The big moose that wandered far from Minnesota's north woods created quite a stir down by Sleepy Eye in November.
So when the bull was found dead in the yard of a farmhouse, biologists looked into the cause.
Friday the Department of Natural Resources announced a University of Minnesota lab found the moose had a brain disease carried by a parasite.
Moose can travel great distances – but they're usually not pointed south. DNR wildlife research manager Lou Cornicelli tells KSTP it's likely that the brain disease contributed to this one losing its way.
While the death of this particular moose may have been solved, the broader demise of Minnesota's herd is still somewhat mysterious.
The DNR says more than half of the state's moose have died since 2010 and the agency hopes a study using radio collars to track dozens of the survivors will help explain the mortality.

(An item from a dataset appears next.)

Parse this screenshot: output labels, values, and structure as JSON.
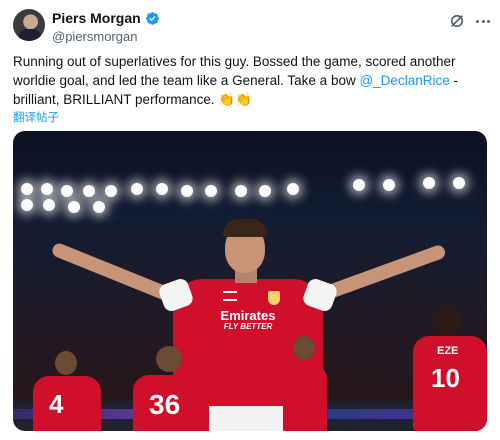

The blitz of publicity that followed the moose's sighting put Sleepy Eye in a spotlight and led to an obituary (of sorts) on the Sleepy Eye Herald Dispatch's opinion page in November.